*Aim of the exercise*
All entries, exactly as written, should be output again.

Items from an interface collection:
──────

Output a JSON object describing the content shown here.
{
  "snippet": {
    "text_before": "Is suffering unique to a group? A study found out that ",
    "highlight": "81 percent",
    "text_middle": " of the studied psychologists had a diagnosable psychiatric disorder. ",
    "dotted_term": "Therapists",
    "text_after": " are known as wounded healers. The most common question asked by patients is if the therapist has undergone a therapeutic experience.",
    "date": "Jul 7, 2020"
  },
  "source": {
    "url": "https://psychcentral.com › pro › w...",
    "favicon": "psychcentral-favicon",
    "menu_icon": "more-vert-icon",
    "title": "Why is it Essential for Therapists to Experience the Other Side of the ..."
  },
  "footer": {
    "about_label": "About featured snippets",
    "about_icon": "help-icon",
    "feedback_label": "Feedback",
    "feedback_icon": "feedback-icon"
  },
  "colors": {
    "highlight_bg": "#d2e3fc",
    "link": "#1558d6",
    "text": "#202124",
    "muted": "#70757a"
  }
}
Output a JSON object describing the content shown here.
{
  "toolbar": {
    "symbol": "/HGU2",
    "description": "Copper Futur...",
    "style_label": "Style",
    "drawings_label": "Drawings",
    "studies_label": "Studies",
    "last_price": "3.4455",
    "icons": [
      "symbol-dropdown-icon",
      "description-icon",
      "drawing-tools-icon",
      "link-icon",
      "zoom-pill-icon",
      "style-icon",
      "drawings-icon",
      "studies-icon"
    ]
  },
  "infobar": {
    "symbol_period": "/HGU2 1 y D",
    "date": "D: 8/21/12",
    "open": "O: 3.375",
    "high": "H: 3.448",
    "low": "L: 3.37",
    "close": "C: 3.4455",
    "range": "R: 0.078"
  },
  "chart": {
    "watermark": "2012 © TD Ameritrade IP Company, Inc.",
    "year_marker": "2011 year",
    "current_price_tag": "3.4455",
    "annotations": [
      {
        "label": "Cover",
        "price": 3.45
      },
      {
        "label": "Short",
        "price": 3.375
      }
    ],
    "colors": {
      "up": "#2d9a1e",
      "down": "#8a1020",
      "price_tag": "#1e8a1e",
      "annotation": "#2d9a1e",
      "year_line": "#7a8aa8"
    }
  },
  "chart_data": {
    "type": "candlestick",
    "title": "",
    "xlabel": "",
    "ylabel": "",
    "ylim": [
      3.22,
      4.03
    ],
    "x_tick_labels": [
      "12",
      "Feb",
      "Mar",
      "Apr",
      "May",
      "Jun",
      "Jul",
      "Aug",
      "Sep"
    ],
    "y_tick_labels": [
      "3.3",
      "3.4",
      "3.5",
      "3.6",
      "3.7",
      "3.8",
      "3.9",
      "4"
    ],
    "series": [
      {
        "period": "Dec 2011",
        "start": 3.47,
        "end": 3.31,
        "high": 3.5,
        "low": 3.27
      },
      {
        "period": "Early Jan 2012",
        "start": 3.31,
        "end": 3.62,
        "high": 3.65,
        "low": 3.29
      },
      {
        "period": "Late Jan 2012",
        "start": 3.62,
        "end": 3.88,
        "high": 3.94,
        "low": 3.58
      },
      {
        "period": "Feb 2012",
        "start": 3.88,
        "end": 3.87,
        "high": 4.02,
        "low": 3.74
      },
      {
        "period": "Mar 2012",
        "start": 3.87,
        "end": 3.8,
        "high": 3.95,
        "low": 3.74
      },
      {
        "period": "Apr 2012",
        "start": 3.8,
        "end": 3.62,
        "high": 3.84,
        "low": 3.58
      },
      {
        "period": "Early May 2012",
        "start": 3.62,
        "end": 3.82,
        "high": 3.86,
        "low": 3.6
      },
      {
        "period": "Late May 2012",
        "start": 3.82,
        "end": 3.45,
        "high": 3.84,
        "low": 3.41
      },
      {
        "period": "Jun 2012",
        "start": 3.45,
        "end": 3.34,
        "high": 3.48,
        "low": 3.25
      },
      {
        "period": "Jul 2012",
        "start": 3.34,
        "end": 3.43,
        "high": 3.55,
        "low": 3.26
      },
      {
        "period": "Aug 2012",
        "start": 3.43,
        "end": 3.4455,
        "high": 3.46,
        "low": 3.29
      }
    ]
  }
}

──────

*Result for this task*
Output a JSON object describing the content shown here.
{
  "snippet": {
    "text_before": "Is suffering unique to a group? A study found out that ",
    "highlight": "81 percent",
    "text_middle": " of the studied psychologists had a diagnosable psychiatric disorder. ",
    "dotted_term": "Therapists",
    "text_after": " are known as wounded healers. The most common question asked by patients is if the therapist has undergone a therapeutic experience.",
    "date": "Jul 7, 2020"
  },
  "source": {
    "url": "https://psychcentral.com › pro › w...",
    "favicon": "psychcentral-favicon",
    "menu_icon": "more-vert-icon",
    "title": "Why is it Essential for Therapists to Experience the Other Side of the ..."
  },
  "footer": {
    "about_label": "About featured snippets",
    "about_icon": "help-icon",
    "feedback_label": "Feedback",
    "feedback_icon": "feedback-icon"
  },
  "colors": {
    "highlight_bg": "#d2e3fc",
    "link": "#1558d6",
    "text": "#202124",
    "muted": "#70757a"
  }
}
Output a JSON object describing the content shown here.
{
  "toolbar": {
    "symbol": "/HGU2",
    "description": "Copper Futur...",
    "style_label": "Style",
    "drawings_label": "Drawings",
    "studies_label": "Studies",
    "last_price": "3.4455",
    "icons": [
      "symbol-dropdown-icon",
      "description-icon",
      "drawing-tools-icon",
      "link-icon",
      "zoom-pill-icon",
      "style-icon",
      "drawings-icon",
      "studies-icon"
    ]
  },
  "infobar": {
    "symbol_period": "/HGU2 1 y D",
    "date": "D: 8/21/12",
    "open": "O: 3.375",
    "high": "H: 3.448",
    "low": "L: 3.37",
    "close": "C: 3.4455",
    "range": "R: 0.078"
  },
  "chart": {
    "watermark": "2012 © TD Ameritrade IP Company, Inc.",
    "year_marker": "2011 year",
    "current_price_tag": "3.4455",
    "annotations": [
      {
        "label": "Cover",
        "price": 3.45
      },
      {
        "label": "Short",
        "price": 3.375
      }
    ],
    "colors": {
      "up": "#2d9a1e",
      "down": "#8a1020",
      "price_tag": "#1e8a1e",
      "annotation": "#2d9a1e",
      "year_line": "#7a8aa8"
    }
  },
  "chart_data": {
    "type": "candlestick",
    "title": "",
    "xlabel": "",
    "ylabel": "",
    "ylim": [
      3.22,
      4.03
    ],
    "x_tick_labels": [
      "12",
      "Feb",
      "Mar",
      "Apr",
      "May",
      "Jun",
      "Jul",
      "Aug",
      "Sep"
    ],
    "y_tick_labels": [
      "3.3",
      "3.4",
      "3.5",
      "3.6",
      "3.7",
      "3.8",
      "3.9",
      "4"
    ],
    "series": [
      {
        "period": "Dec 2011",
        "start": 3.47,
        "end": 3.31,
        "high": 3.5,
        "low": 3.27
      },
      {
        "period": "Early Jan 2012",
        "start": 3.31,
        "end": 3.62,
        "high": 3.65,
        "low": 3.29
      },
      {
        "period": "Late Jan 2012",
        "start": 3.62,
        "end": 3.88,
        "high": 3.94,
        "low": 3.58
      },
      {
        "period": "Feb 2012",
        "start": 3.88,
        "end": 3.87,
        "high": 4.02,
        "low": 3.74
      },
      {
        "period": "Mar 2012",
        "start": 3.87,
        "end": 3.8,
        "high": 3.95,
        "low": 3.74
      },
      {
        "period": "Apr 2012",
        "start": 3.8,
        "end": 3.62,
        "high": 3.84,
        "low": 3.58
      },
      {
        "period": "Early May 2012",
        "start": 3.62,
        "end": 3.82,
        "high": 3.86,
        "low": 3.6
      },
      {
        "period": "Late May 2012",
        "start": 3.82,
        "end": 3.45,
        "high": 3.84,
        "low": 3.41
      },
      {
        "period": "Jun 2012",
        "start": 3.45,
        "end": 3.34,
        "high": 3.48,
        "low": 3.25
      },
      {
        "period": "Jul 2012",
        "start": 3.34,
        "end": 3.43,
        "high": 3.55,
        "low": 3.26
      },
      {
        "period": "Aug 2012",
        "start": 3.43,
        "end": 3.4455,
        "high": 3.46,
        "low": 3.29
      }
    ]
  }
}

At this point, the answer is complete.